The Neural Imprint and Mapping System is a device used for generating digital maps and copies of mecha pilots' neural pathways.
About this creation
Developed through a joint effort by ZX Industries and the top scientists employed by the Japanese government, the Neural Imprint and Mapping System (NIMS) is a tool designed to aid in the development and piloting of mechanoids.
Basically, the NIMS was designed as a means of working around a known issue with the currently designed neural interface: sometimes the interface cannot interpret a pilot's thought commands.
The NIMS is a simulated reality device that presents a pilot with many scenarios several times and records the pilot's responses. The recorded responses are then interpreted and compiled into a neural 'map' that's downloaded into the mechanoid's computer for use by the neural interface.

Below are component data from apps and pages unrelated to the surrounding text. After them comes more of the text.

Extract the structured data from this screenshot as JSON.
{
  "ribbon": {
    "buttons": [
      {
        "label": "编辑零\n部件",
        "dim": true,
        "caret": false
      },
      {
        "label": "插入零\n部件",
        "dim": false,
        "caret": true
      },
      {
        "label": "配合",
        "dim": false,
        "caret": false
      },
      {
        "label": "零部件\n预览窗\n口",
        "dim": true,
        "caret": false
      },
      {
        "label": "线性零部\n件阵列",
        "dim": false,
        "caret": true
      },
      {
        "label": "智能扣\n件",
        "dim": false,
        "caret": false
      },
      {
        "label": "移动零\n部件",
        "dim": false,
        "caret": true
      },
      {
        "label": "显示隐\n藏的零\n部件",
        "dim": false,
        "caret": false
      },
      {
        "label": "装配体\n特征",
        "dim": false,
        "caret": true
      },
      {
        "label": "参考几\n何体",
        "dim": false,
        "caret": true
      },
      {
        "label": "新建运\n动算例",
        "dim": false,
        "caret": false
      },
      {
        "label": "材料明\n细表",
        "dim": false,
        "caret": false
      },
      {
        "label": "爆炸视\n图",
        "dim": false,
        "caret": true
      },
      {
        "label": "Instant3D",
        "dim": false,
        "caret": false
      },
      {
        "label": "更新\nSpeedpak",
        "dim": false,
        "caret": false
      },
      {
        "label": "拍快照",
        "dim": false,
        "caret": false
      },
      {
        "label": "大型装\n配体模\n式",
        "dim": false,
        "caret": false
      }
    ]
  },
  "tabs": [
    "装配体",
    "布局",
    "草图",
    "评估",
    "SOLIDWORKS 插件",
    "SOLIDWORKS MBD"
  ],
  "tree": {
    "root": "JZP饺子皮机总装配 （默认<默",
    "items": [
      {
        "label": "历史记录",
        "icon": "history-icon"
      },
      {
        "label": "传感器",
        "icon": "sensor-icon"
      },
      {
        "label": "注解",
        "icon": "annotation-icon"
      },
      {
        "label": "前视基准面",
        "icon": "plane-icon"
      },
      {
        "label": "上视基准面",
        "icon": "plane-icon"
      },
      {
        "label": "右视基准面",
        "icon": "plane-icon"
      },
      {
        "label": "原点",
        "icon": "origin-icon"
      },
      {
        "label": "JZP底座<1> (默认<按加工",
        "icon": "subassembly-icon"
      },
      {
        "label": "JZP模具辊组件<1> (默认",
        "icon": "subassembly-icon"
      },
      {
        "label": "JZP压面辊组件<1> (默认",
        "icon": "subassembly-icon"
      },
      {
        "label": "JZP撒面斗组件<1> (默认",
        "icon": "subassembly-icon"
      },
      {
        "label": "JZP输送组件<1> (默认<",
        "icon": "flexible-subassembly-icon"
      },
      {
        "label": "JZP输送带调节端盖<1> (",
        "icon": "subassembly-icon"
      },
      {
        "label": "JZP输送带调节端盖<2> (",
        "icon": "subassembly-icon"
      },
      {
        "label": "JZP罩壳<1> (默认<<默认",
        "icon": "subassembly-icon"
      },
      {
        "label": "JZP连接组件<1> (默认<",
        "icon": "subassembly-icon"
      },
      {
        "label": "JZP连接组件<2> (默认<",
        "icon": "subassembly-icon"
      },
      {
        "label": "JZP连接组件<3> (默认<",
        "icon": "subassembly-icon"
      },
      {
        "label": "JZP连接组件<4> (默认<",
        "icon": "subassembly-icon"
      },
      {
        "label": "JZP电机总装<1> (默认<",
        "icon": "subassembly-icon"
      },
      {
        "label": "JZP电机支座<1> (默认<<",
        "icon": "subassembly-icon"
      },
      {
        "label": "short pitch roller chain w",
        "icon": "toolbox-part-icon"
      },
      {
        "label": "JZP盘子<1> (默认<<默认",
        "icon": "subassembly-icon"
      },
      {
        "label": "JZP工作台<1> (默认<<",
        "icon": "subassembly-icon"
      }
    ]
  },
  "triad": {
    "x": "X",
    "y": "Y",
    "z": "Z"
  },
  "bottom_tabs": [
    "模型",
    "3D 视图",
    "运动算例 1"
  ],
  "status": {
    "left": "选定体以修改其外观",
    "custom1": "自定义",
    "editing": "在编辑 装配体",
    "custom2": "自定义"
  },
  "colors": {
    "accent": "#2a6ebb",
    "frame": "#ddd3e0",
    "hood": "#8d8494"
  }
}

The map serves to improve the mechanoid's reaction quality. When the pilot gives a thought command, the interface looks for the command in the map and if it finds it, executes the detailed actions. This is useful, especially since not every person thinks the same way even with basic things like walking.

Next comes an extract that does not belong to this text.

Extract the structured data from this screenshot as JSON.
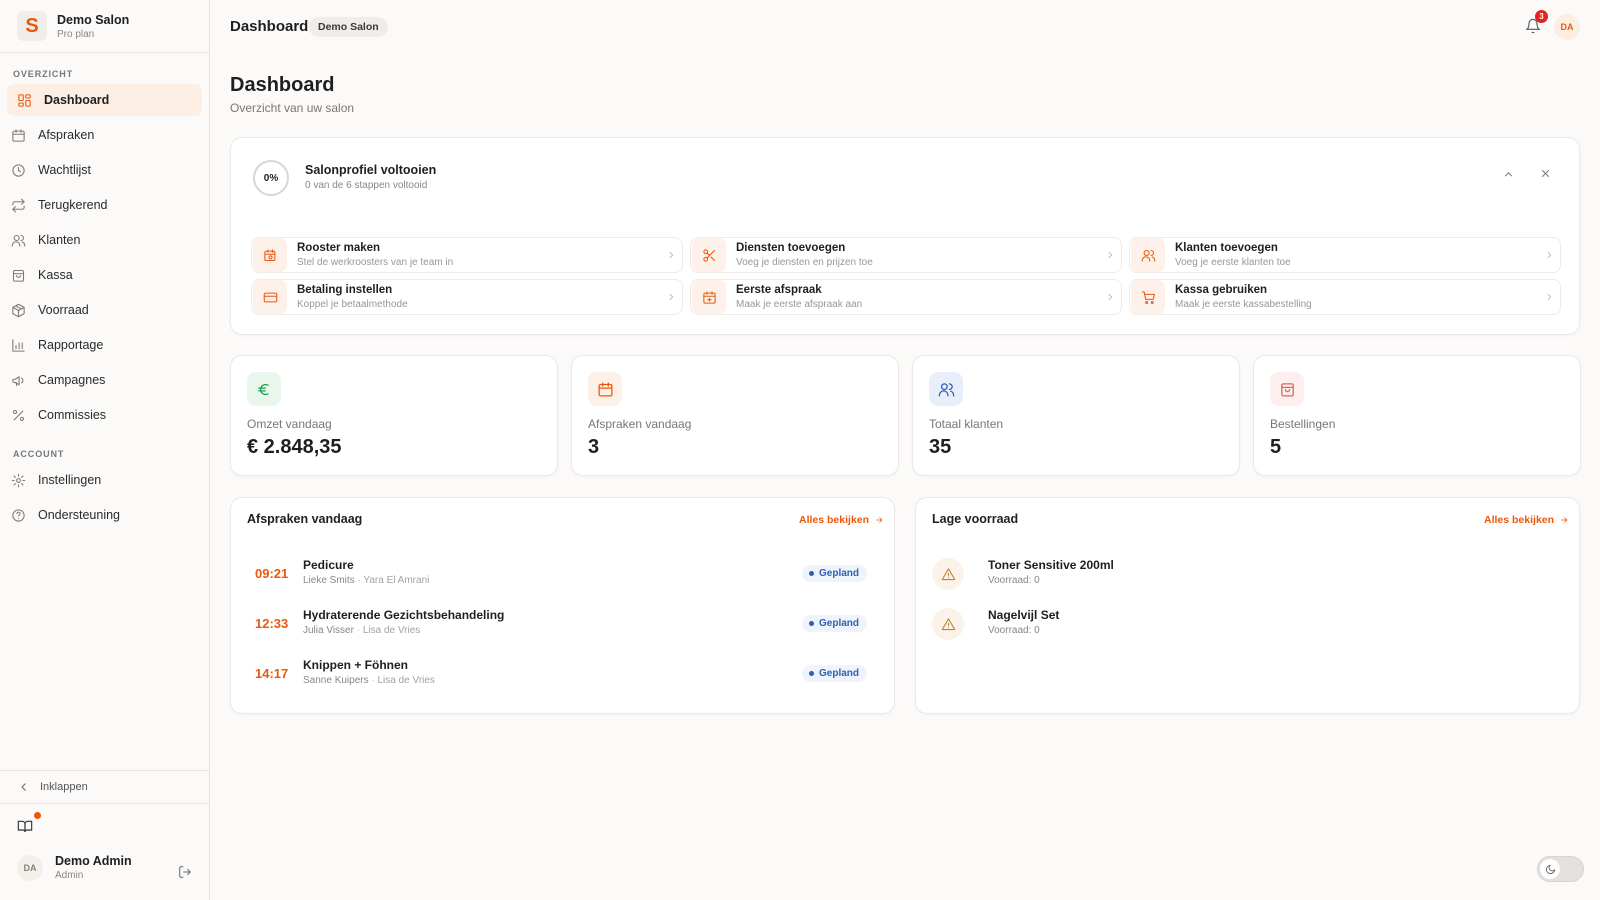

Because of the amount of detail NIMS neural maps (can) contain, the Japanese government is looking into using these maps to generate artificial combat intelligences (ACIs) to make mechanoid combat an unmanned war front. Progress on the creation of such a thing is unknown as of yet.

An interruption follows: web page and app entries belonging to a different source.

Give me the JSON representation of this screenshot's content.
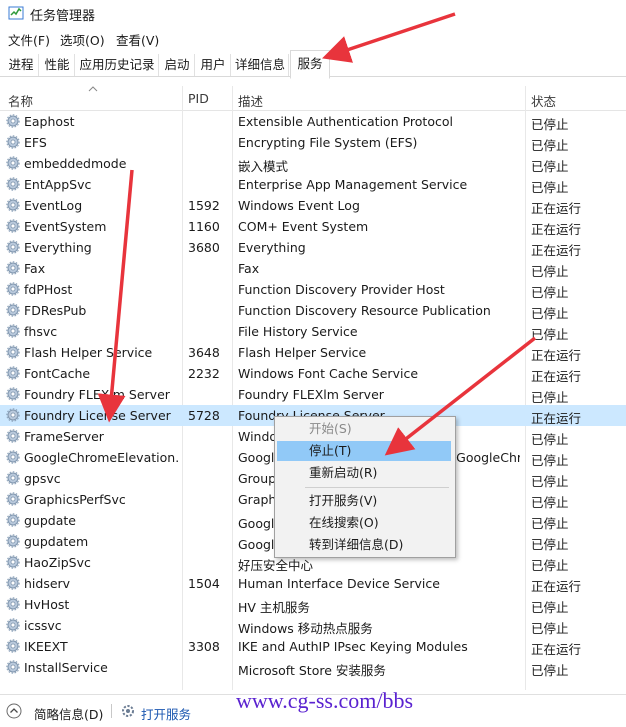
{
  "window": {
    "title": "任务管理器"
  },
  "menu": [
    "文件(F)",
    "选项(O)",
    "查看(V)"
  ],
  "tabs": [
    "进程",
    "性能",
    "应用历史记录",
    "启动",
    "用户",
    "详细信息",
    "服务"
  ],
  "active_tab": "服务",
  "columns": {
    "name": "名称",
    "pid": "PID",
    "desc": "描述",
    "status": "状态"
  },
  "rows": [
    {
      "name": "Eaphost",
      "pid": "",
      "desc": "Extensible Authentication Protocol",
      "status": "已停止"
    },
    {
      "name": "EFS",
      "pid": "",
      "desc": "Encrypting File System (EFS)",
      "status": "已停止"
    },
    {
      "name": "embeddedmode",
      "pid": "",
      "desc": "嵌入模式",
      "status": "已停止"
    },
    {
      "name": "EntAppSvc",
      "pid": "",
      "desc": "Enterprise App Management Service",
      "status": "已停止"
    },
    {
      "name": "EventLog",
      "pid": "1592",
      "desc": "Windows Event Log",
      "status": "正在运行"
    },
    {
      "name": "EventSystem",
      "pid": "1160",
      "desc": "COM+ Event System",
      "status": "正在运行"
    },
    {
      "name": "Everything",
      "pid": "3680",
      "desc": "Everything",
      "status": "正在运行"
    },
    {
      "name": "Fax",
      "pid": "",
      "desc": "Fax",
      "status": "已停止"
    },
    {
      "name": "fdPHost",
      "pid": "",
      "desc": "Function Discovery Provider Host",
      "status": "已停止"
    },
    {
      "name": "FDResPub",
      "pid": "",
      "desc": "Function Discovery Resource Publication",
      "status": "已停止"
    },
    {
      "name": "fhsvc",
      "pid": "",
      "desc": "File History Service",
      "status": "已停止"
    },
    {
      "name": "Flash Helper Service",
      "pid": "3648",
      "desc": "Flash Helper Service",
      "status": "正在运行"
    },
    {
      "name": "FontCache",
      "pid": "2232",
      "desc": "Windows Font Cache Service",
      "status": "正在运行"
    },
    {
      "name": "Foundry FLEXlm Server",
      "pid": "",
      "desc": "Foundry FLEXlm Server",
      "status": "已停止"
    },
    {
      "name": "Foundry License Server",
      "pid": "5728",
      "desc": "Foundry License Server",
      "status": "正在运行"
    },
    {
      "name": "FrameServer",
      "pid": "",
      "desc": "Windows Camera Frame Server",
      "status": "已停止"
    },
    {
      "name": "GoogleChromeElevation…",
      "pid": "",
      "desc": "Google Chrome Elevation Service (GoogleChr…",
      "status": "已停止"
    },
    {
      "name": "gpsvc",
      "pid": "",
      "desc": "Group Policy Client",
      "status": "已停止"
    },
    {
      "name": "GraphicsPerfSvc",
      "pid": "",
      "desc": "GraphicsPerfSvc",
      "status": "已停止"
    },
    {
      "name": "gupdate",
      "pid": "",
      "desc": "Google 更新服务 (gupdate)",
      "status": "已停止"
    },
    {
      "name": "gupdatem",
      "pid": "",
      "desc": "Google 更新服务 (gupdatem)",
      "status": "已停止"
    },
    {
      "name": "HaoZipSvc",
      "pid": "",
      "desc": "好压安全中心",
      "status": "已停止"
    },
    {
      "name": "hidserv",
      "pid": "1504",
      "desc": "Human Interface Device Service",
      "status": "正在运行"
    },
    {
      "name": "HvHost",
      "pid": "",
      "desc": "HV 主机服务",
      "status": "已停止"
    },
    {
      "name": "icssvc",
      "pid": "",
      "desc": "Windows 移动热点服务",
      "status": "已停止"
    },
    {
      "name": "IKEEXT",
      "pid": "3308",
      "desc": "IKE and AuthIP IPsec Keying Modules",
      "status": "正在运行"
    },
    {
      "name": "InstallService",
      "pid": "",
      "desc": "Microsoft Store 安装服务",
      "status": "已停止"
    }
  ],
  "selected_row": 14,
  "context_menu": [
    "开始(S)",
    "停止(T)",
    "重新启动(R)",
    "打开服务(V)",
    "在线搜索(O)",
    "转到详细信息(D)"
  ],
  "statusbar": {
    "brief": "简略信息(D)",
    "open_services": "打开服务"
  },
  "watermark": "www.cg-ss.com/bbs",
  "colors": {
    "selected_row": "#cce8ff",
    "menu_highlight": "#91c9f7",
    "arrow": "#e8343c",
    "watermark": "#5a22d0"
  }
}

The NIMS open. The seat isn't very comfortable. Would it kill them to at least give users a pillow?
Rear shot of the NIMS open. The panel that arcs over when the NIMS is closed is the computer system that displays scenarios and records responses. It's also responsible for monitoring the user's vitals. It's not all too uncommon for a user to suddenly become claustrophobic or get a panic attack.
Our friend Hayato sitting in the seat, readying himself to demonstrate the NIMS.
The NIMS closed with Hayato in the seat. The translucent encasing is a holographic monitor that displays scenario information.
Side-rear shot of the NIMS closed with Hayato inside.
This isn't really meant to be anything fancy or well done, just something I put together out of some odd parts, spare plates, and pieces of my Sky Guardian which has met its demise so that my next epic mechanoid can live.